I think that we have taken our leaders for granted. At least I know that I have been guilty of this.
I only now know that they go home and struggle to leave the day behind. They yearn for more for their people. They replay every move made in hopes of finding a better way. They stress over the details. They manage the minutiae. They are simply relieved when things go well, quietly thankful. They are grieved when things go poorly, stubbornly responsible.
I have seen in leading this church that there are many hurdles, many battles, and many challenges that are simply inevitable defeats along the path. More than that, they are learning experiences, keys to finding ways to lead with more efficiency, more clarity, and more inspiration.
I have seen in leading this recent team that joys are shared and failures are often internalized and owned very personally. I have seen that the smile of another is often one’s best reward, that the God-breathed experience of those one is leading is often the goal in and of itself.
Like a muse in a dream, this past month has awoken me to the potential that is within us all. To lead… Someone somewhere is anxious to follow, to learn, and grow. I am one of them.

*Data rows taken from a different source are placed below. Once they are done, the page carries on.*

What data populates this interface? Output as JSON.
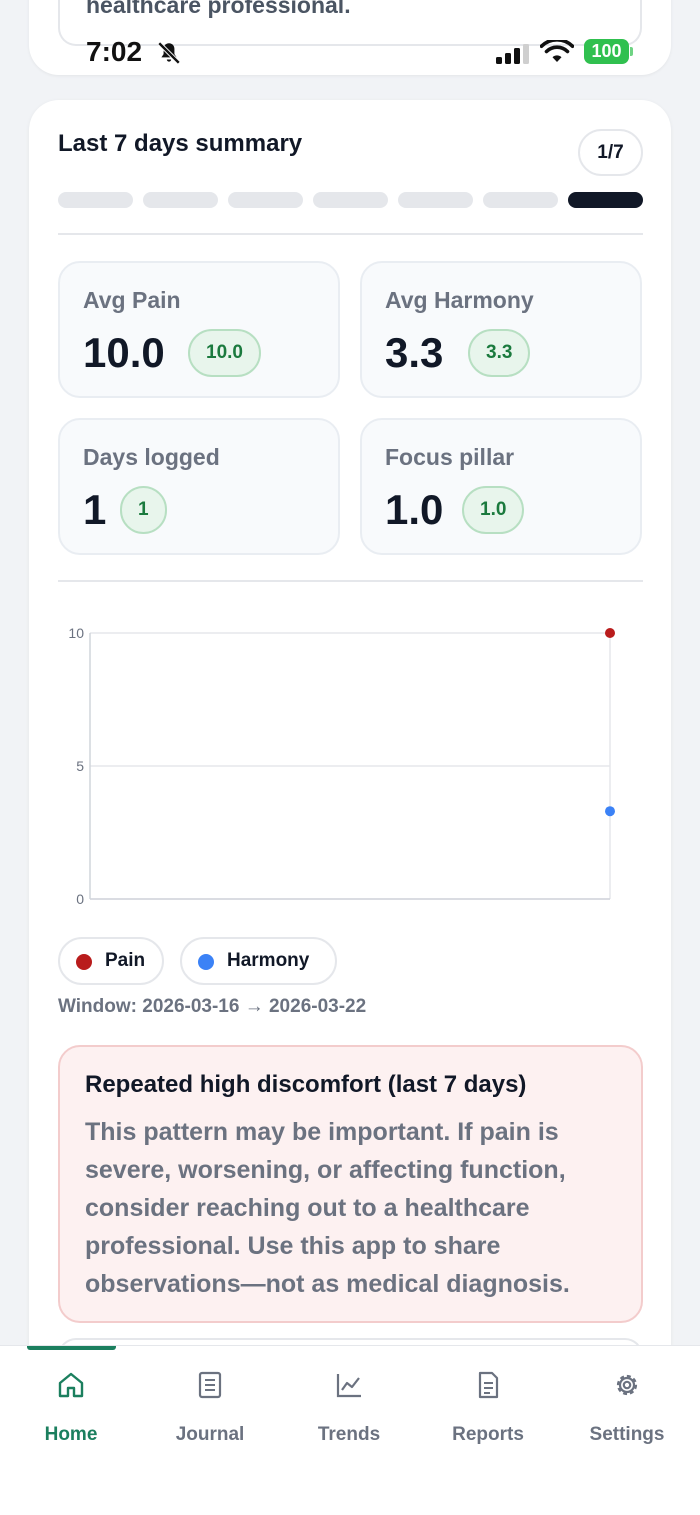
{
  "top_card": {
    "partial_text": "healthcare professional."
  },
  "status_bar": {
    "time": "7:02",
    "battery": "100"
  },
  "summary": {
    "title": "Last 7 days summary",
    "step": "1/7",
    "progress_total": 7,
    "progress_active": 7
  },
  "stats": [
    {
      "label": "Avg Pain",
      "value": "10.0",
      "badge": "10.0"
    },
    {
      "label": "Avg Harmony",
      "value": "3.3",
      "badge": "3.3"
    },
    {
      "label": "Days logged",
      "value": "1",
      "badge": "1"
    },
    {
      "label": "Focus pillar",
      "value": "1.0",
      "badge": "1.0"
    }
  ],
  "chart_data": {
    "type": "scatter",
    "title": "",
    "xlabel": "",
    "ylabel": "",
    "ylim": [
      0,
      10
    ],
    "yticks": [
      "0",
      "5",
      "10"
    ],
    "grid": true,
    "x_positions": 7,
    "series": [
      {
        "name": "Pain",
        "color": "#b91c1c",
        "points": [
          {
            "x": 7,
            "y": 10.0
          }
        ]
      },
      {
        "name": "Harmony",
        "color": "#3b82f6",
        "points": [
          {
            "x": 7,
            "y": 3.3
          }
        ]
      }
    ]
  },
  "legend": [
    {
      "label": "Pain",
      "color": "#b91c1c"
    },
    {
      "label": "Harmony",
      "color": "#3b82f6"
    }
  ],
  "window_text": "Window: 2026-03-16 → 2026-03-22",
  "alert": {
    "title": "Repeated high discomfort (last 7 days)",
    "body": "This pattern may be important. If pain is severe, worsening, or affecting function, consider reaching out to a healthcare professional. Use this app to share observations—not as medical diagnosis."
  },
  "tabs": [
    {
      "label": "Home",
      "icon": "home-icon",
      "active": true
    },
    {
      "label": "Journal",
      "icon": "journal-icon",
      "active": false
    },
    {
      "label": "Trends",
      "icon": "trends-icon",
      "active": false
    },
    {
      "label": "Reports",
      "icon": "reports-icon",
      "active": false
    },
    {
      "label": "Settings",
      "icon": "settings-icon",
      "active": false
    }
  ],
  "colors": {
    "accent": "#1b7f5e",
    "pain": "#b91c1c",
    "harmony": "#3b82f6"
  }
}
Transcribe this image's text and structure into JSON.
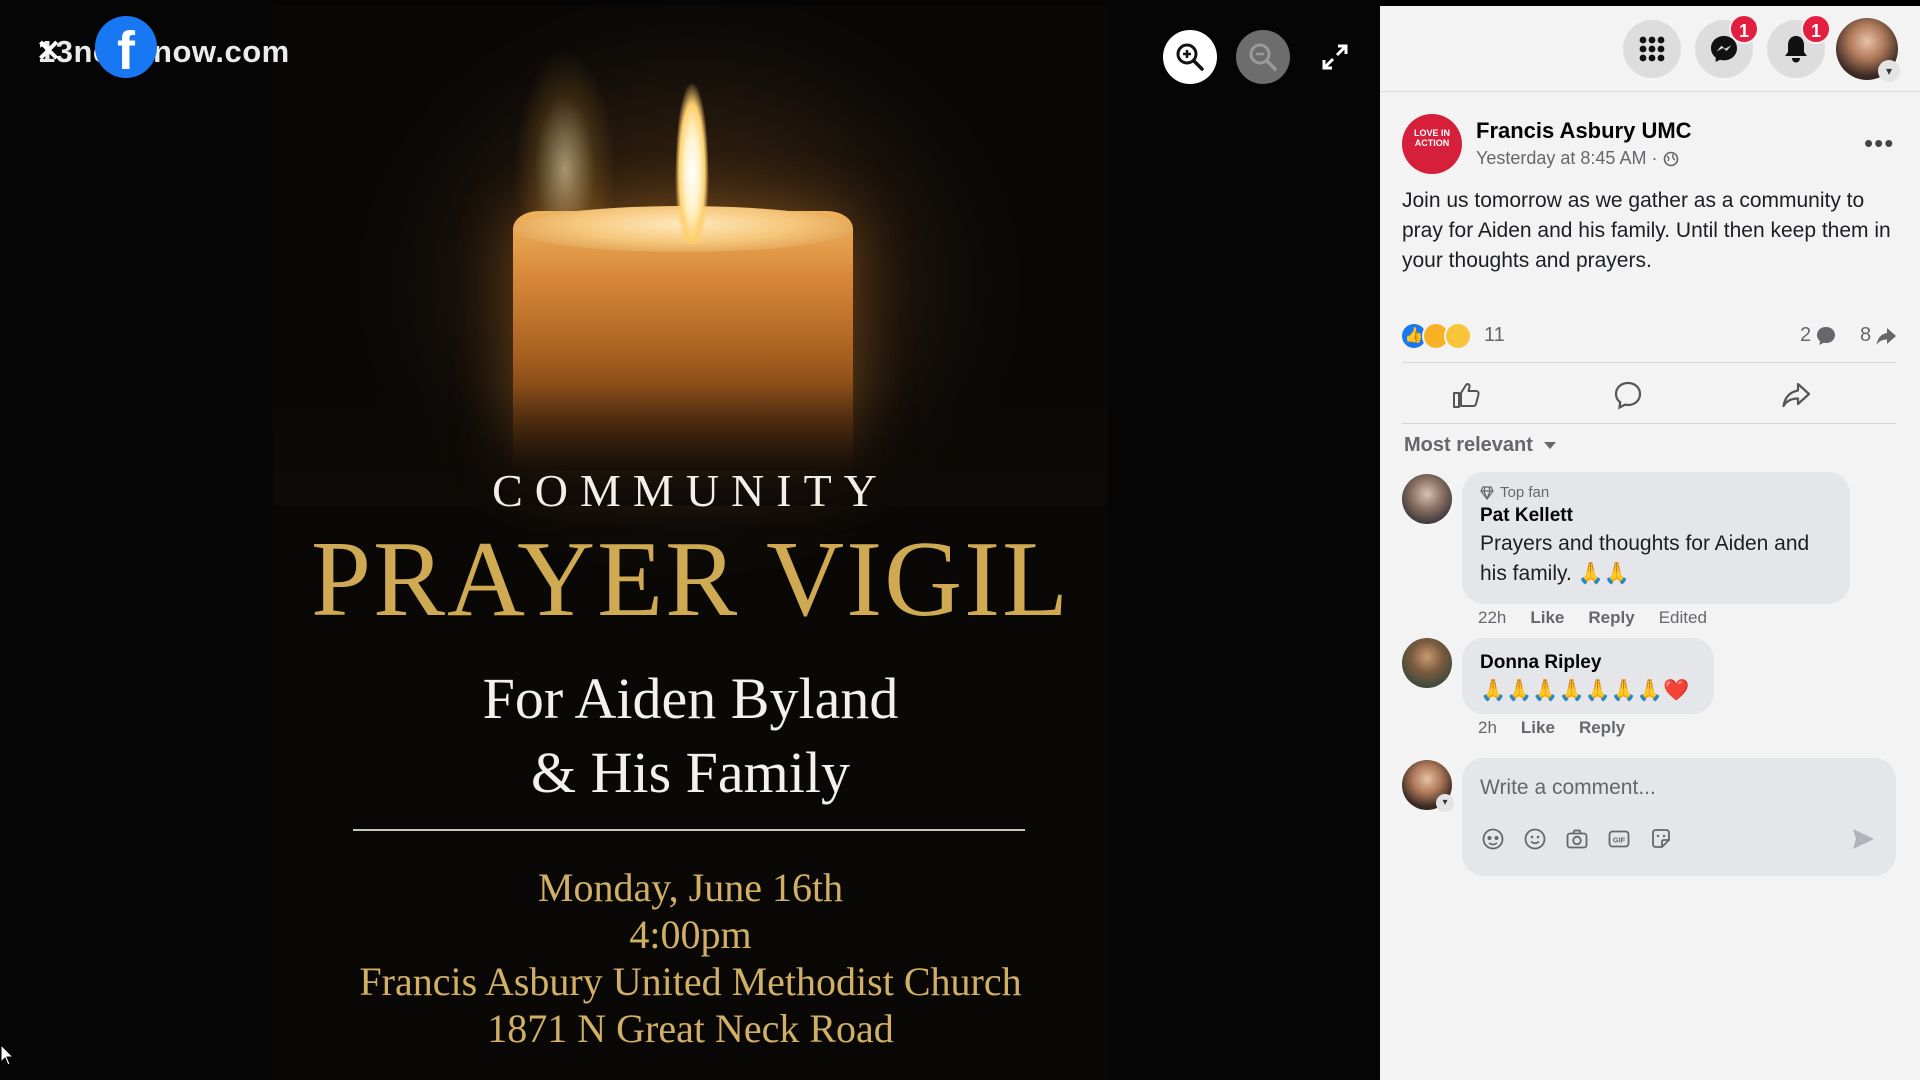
{
  "watermark": {
    "text": "13newsnow.com"
  },
  "poster": {
    "line1": "COMMUNITY",
    "line2": "PRAYER VIGIL",
    "line3a": "For Aiden Byland",
    "line3b": "& His Family",
    "date": "Monday, June 16th",
    "time": "4:00pm",
    "venue": "Francis Asbury United Methodist Church",
    "address": "1871 N Great Neck Road"
  },
  "topbar": {
    "messenger_badge": "1",
    "notifications_badge": "1"
  },
  "post": {
    "page_name": "Francis Asbury UMC",
    "avatar_text": "LOVE IN ACTION",
    "timestamp": "Yesterday at 8:45 AM ·",
    "more": "•••",
    "text": "Join us tomorrow as we gather as a community to pray for Aiden and his family. Until then keep them in your thoughts and prayers.",
    "reaction_count": "11",
    "comment_count": "2",
    "share_count": "8"
  },
  "comments": {
    "sort_label": "Most relevant",
    "items": [
      {
        "badge": "Top fan",
        "name": "Pat Kellett",
        "text": "Prayers and thoughts for Aiden and his family. 🙏🙏",
        "time": "22h",
        "like": "Like",
        "reply": "Reply",
        "edited": "Edited"
      },
      {
        "name": "Donna Ripley",
        "text": "🙏🙏🙏🙏🙏🙏🙏❤️",
        "time": "2h",
        "like": "Like",
        "reply": "Reply"
      }
    ]
  },
  "composer": {
    "placeholder": "Write a comment..."
  },
  "colors": {
    "brand": "#1877f2",
    "badge": "#e41e3f",
    "poster_gold": "#cfaa52"
  }
}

I am also intrigued by the call to become the foundation of the church for His name’s sake. And this may have been one of the most important revelations of the last few weeks.

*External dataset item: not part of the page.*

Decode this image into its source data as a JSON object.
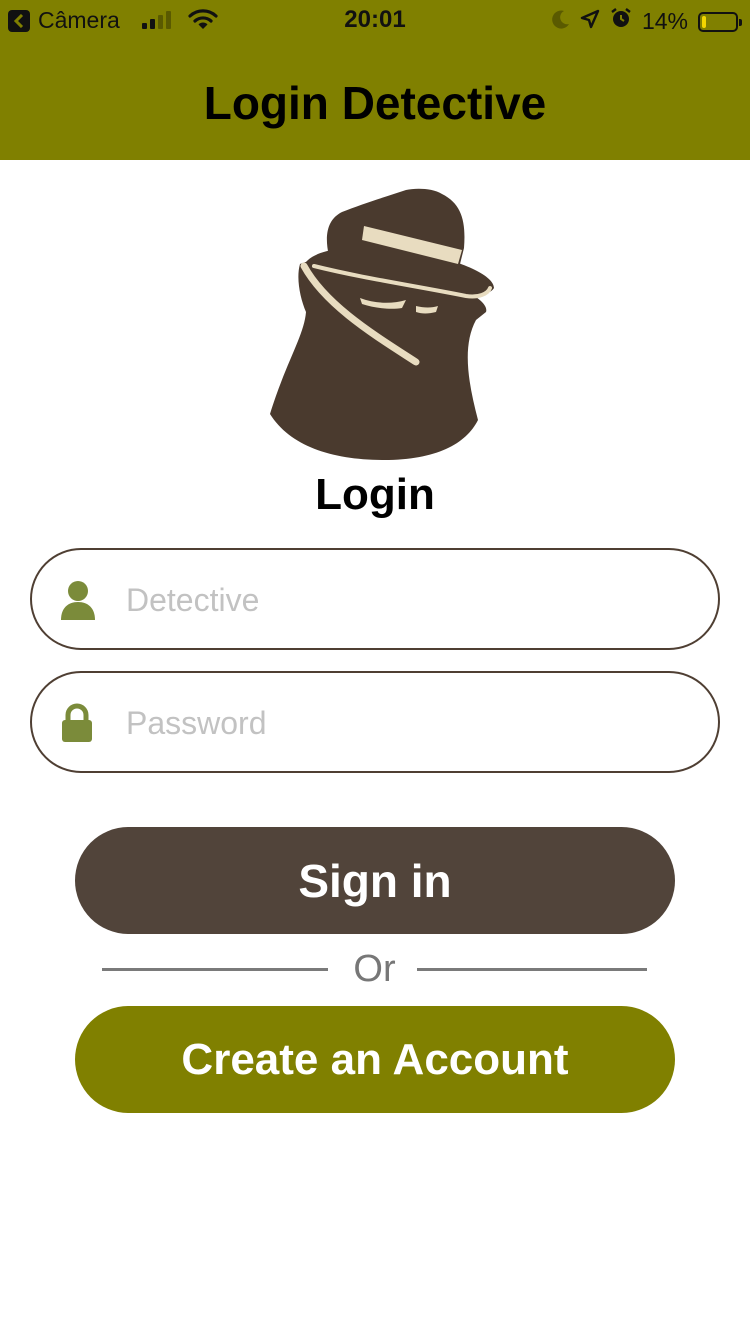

In the church, the temple not made with hands, our leaders are not the window dressings and carved marble pieces that draw our attention and glee. They are not the cathedral stained-glass or the vintage crown-molding. They are not the grand entrances or pleasant landscaping.
Our leaders are the foundation of the temple. They quietly bear the weight of many and they let the pillars and beams take the credit. They silently groan as stiff winds assail the structure, as the feet of many come to trample on holy ground. Occasionally, they crack and need repair, reconciliation, and reconstruction. But mostly, they do the job that few desire. They keep the temple from crumbling, providing a place for all to stand in the shelter of the Most High.
I have tasted this ever so slightly. And I can see a life lived in this manner is a life well-lived. I am thankful for those who have led me. And I pray that I might be used so mightily.
(I caught this woman "leading" in a 100 year-old Episcopal church we snuck into. We wanted to see the beauty within and none of the ancient stones or windows could match her silent effort - diligently polishing the old, wooden pews...)